__Data shown__:
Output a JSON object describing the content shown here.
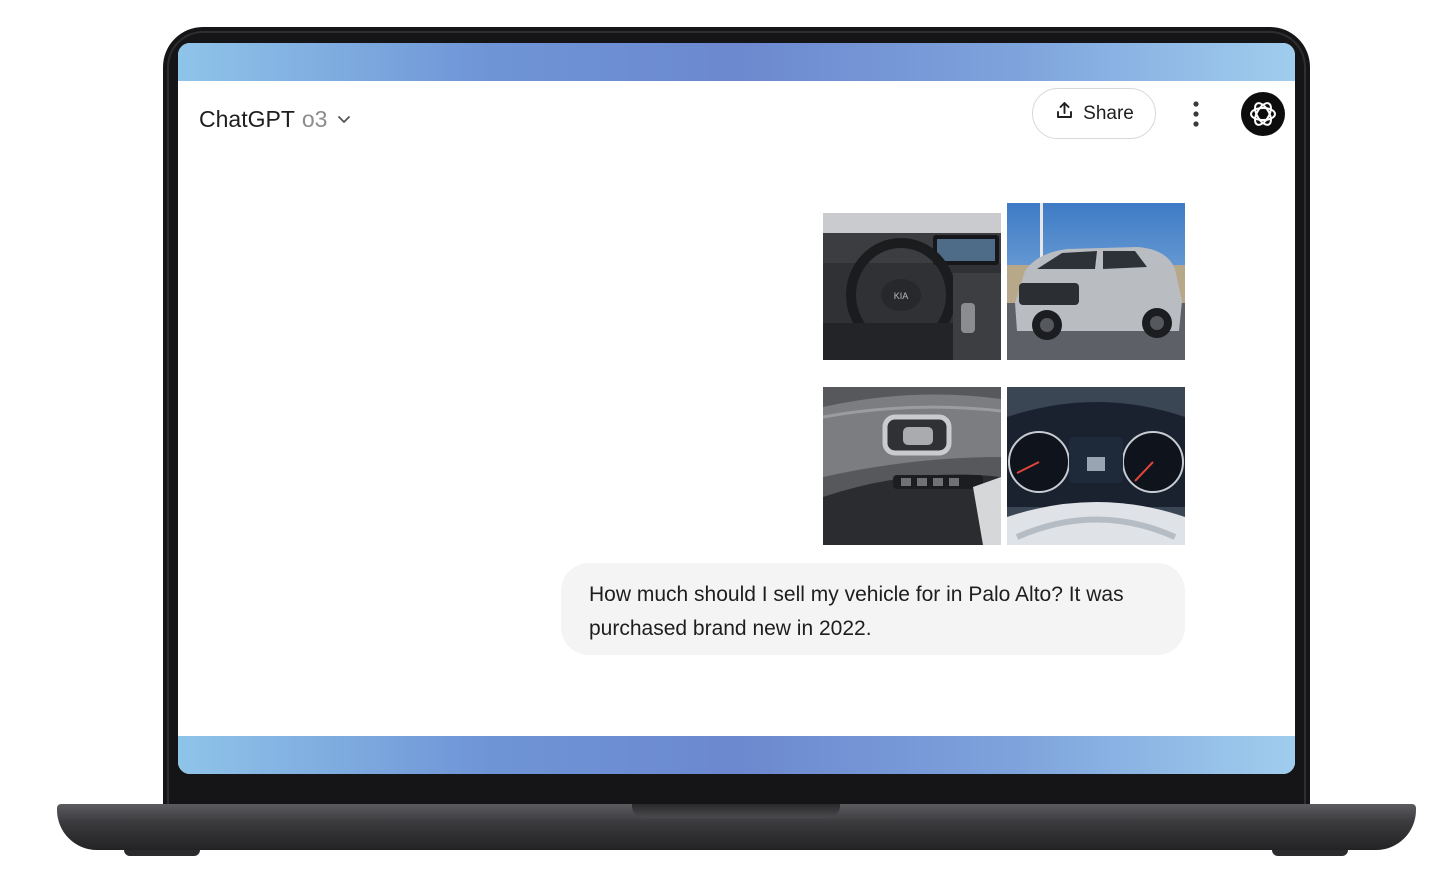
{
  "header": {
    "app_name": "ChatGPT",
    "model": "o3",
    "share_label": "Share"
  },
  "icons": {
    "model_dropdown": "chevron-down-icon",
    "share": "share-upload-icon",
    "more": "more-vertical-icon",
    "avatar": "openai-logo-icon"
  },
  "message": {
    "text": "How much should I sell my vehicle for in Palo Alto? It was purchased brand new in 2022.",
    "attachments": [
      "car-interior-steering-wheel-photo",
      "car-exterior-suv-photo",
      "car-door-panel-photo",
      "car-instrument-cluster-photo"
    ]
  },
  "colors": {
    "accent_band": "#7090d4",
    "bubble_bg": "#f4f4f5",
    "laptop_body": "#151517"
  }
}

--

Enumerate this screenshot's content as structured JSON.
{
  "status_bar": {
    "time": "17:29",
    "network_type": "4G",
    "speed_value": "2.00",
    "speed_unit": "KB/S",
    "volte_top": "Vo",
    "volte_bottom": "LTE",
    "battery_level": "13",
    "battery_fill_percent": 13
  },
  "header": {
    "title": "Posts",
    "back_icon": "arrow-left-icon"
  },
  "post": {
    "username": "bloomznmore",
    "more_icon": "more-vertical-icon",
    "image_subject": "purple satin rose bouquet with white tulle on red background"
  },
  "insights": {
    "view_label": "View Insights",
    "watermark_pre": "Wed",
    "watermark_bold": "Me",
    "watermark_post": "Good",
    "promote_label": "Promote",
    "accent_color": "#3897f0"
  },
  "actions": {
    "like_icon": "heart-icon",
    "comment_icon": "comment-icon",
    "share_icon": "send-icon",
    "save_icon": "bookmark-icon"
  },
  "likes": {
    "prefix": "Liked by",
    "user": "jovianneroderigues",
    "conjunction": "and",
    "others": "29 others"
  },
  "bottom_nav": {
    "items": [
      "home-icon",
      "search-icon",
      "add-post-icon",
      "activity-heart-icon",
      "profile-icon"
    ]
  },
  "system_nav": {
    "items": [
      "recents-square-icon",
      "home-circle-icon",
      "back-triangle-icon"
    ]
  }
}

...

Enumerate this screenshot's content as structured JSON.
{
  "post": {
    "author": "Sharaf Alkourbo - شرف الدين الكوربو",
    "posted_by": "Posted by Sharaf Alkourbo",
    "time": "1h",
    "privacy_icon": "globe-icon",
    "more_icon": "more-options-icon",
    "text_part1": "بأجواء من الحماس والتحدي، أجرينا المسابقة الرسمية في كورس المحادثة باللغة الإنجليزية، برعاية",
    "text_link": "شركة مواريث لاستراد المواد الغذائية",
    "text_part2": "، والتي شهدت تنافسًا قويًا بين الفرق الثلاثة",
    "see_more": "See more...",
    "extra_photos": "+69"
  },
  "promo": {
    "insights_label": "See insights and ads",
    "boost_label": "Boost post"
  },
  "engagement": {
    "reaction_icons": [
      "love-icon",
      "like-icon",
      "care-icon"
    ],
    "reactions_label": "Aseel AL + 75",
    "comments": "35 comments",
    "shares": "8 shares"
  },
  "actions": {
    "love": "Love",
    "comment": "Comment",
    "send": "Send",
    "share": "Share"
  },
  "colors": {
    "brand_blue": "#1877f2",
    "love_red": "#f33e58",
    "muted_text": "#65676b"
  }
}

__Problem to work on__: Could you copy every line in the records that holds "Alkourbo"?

__Result for this task__:
    "author": "Sharaf Alkourbo - شرف الدين الكوربو",
    "posted_by": "Posted by Sharaf Alkourbo",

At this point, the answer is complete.